■ **What you are asked to do**
Each line of the entries below that includes "Pontos" belongs in your answer.

Data to use Start Marker

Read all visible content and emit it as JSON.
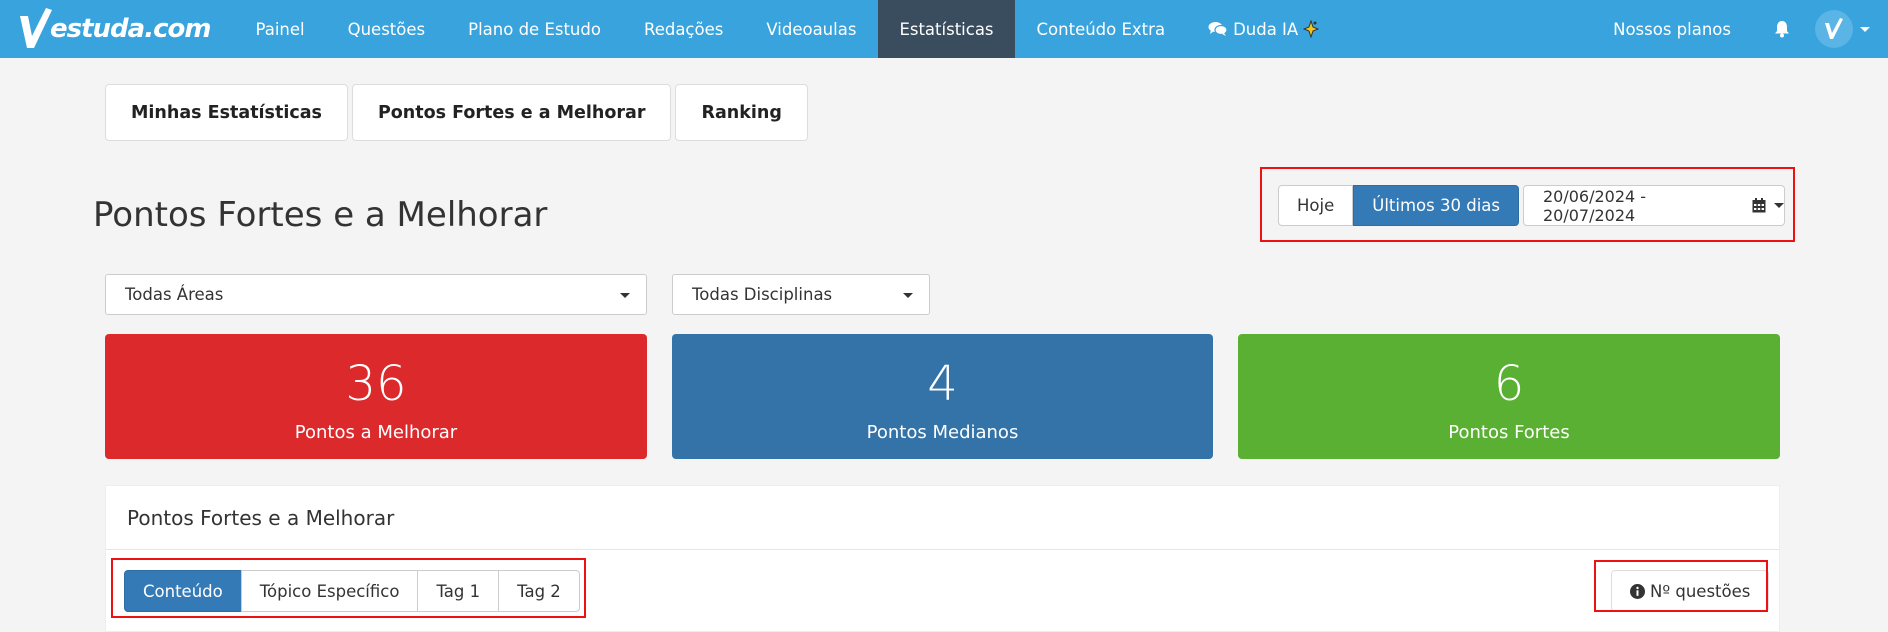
{
  "brand": {
    "name": "estuda.com"
  },
  "nav": {
    "items": [
      {
        "label": "Painel"
      },
      {
        "label": "Questões"
      },
      {
        "label": "Plano de Estudo"
      },
      {
        "label": "Redações"
      },
      {
        "label": "Videoaulas"
      },
      {
        "label": "Estatísticas",
        "active": true
      },
      {
        "label": "Conteúdo Extra"
      },
      {
        "label": "Duda IA",
        "icon": "chat-icon",
        "badge_icon": "sparkle-icon"
      }
    ],
    "plans_label": "Nossos planos",
    "bell_icon": "bell-icon",
    "avatar_icon": "checkmark-avatar"
  },
  "tabs": [
    "Minhas Estatísticas",
    "Pontos Fortes e a Melhorar",
    "Ranking"
  ],
  "page_title": "Pontos Fortes e a Melhorar",
  "date_filter": {
    "today_label": "Hoje",
    "last30_label": "Últimos 30 dias",
    "range": "20/06/2024 - 20/07/2024",
    "calendar_icon": "calendar-icon"
  },
  "filters": {
    "area": "Todas Áreas",
    "discipline": "Todas Disciplinas"
  },
  "stats": [
    {
      "value": "36",
      "label": "Pontos a Melhorar",
      "color": "#dc292b"
    },
    {
      "value": "4",
      "label": "Pontos Medianos",
      "color": "#3473a8"
    },
    {
      "value": "6",
      "label": "Pontos Fortes",
      "color": "#5ab032"
    }
  ],
  "panel": {
    "title": "Pontos Fortes e a Melhorar",
    "segments": [
      "Conteúdo",
      "Tópico Específico",
      "Tag 1",
      "Tag 2"
    ],
    "questions_label": "Nº questões"
  },
  "colors": {
    "navbar": "#38a3dc",
    "nav_active": "#3a4d5e",
    "primary": "#337ab7",
    "highlight": "#ee1111"
  }
}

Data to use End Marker

■ **Result for this exercise**
    "Pontos Fortes e a Melhorar",
  "page_title": "Pontos Fortes e a Melhorar",
      "label": "Pontos a Melhorar",
      "label": "Pontos Medianos",
      "label": "Pontos Fortes",
    "title": "Pontos Fortes e a Melhorar",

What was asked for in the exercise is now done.